- Volunteering to sit on a departmental or university committee of students and faculty in your area of interest.
- Attending national meetings/conferences at which departmental faculty will be present.
When you have identified potential networking contacts, the next step is to speak with them. An informational interview is a good low-pressure way to begin a conversation with a professional. Informational interviewing can provide you with first-hand information about a company, insight into current trends in a particular field, details on hiring, insight on skills/qualities they are seeking, experience speaking with employers and opportunities to build your network.
- Be sure to state that you are interested in researching or seeking advice when you initiate a contact. Do not ask for a job in your first contact.
- Ask for a 20-30 minute meeting at their convenience, at their worksite, and assure them you know they are busy and you will be brief.
- If you call, ask them if they are free to talk for a few minutes. If not, ask them for the best time to call them back.
- Prepare for every interview by researching the company and having a prepared list of questions to ask.
- Dress in business attire and arrive early for the interview.
- When you meet your interview contact, shake hands and exchange greetings. Take notes during the interview. At the end of the interview, shake hands again, and express your appreciation for the interview.
- Follow up every interview with a thank you note, by email or handwritten.
Start exploring your network for contacts, having a personal connection with someone will increase the likelihood of obtaining an informational interview. You can call or email to initiate a contact. Remember these tips:
Sample "script" for introducing yourself:
"Hi, Ms. Smith, my name is __________, and I'm a University of Florida student. I'm very interested in the marketing field and I'm trying to find out as much as I can about it. I have read a lot about the area, but I really feel it might help to talk to someone who works in the field. I would appreciate meeting with you to discuss this occupation, if you have the time. The interview would only take approximately 20-30 minutes to complete. My schedule is flexible and I can meet with you at your convenience."
- What is a typical day in the life of a _______?
- How did you get interested in this occupation?
- What do you like and dislike about your occupation?
- What is a typical career path in this occupation?
- What kind of academic/training preparation do you recommend for this occupation?
- What is the projected growth in this occupation?
- What skills should I be developing?
- Are there any clubs or organizations you would recommend?
- What is the organizational structure and where does your position fit in the organization?
- Is there someone else you can suggest for me to contact?
- If you were going to hire a new entry-level person, what would a highly qualified candidate be like?
- What are the major challenges/problems that your organization is facing in the coming year?

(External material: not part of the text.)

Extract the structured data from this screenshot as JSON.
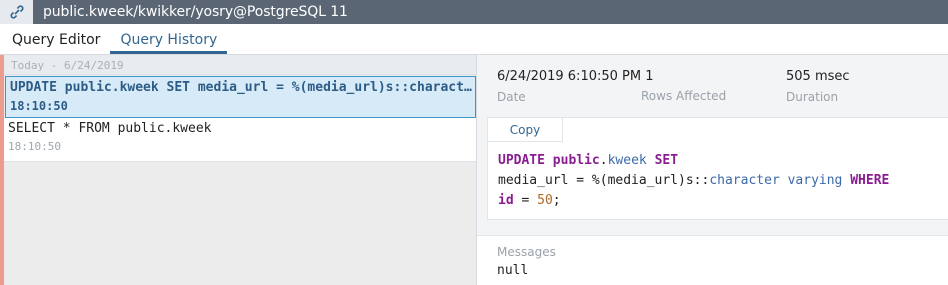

Prepare your questions for the informational interview based upon your goals for the interview and the results of your research. Try to make them open-ended questions, meaning those that can be answered other than by "yes" or "no." The suggestions below may give you some ideas: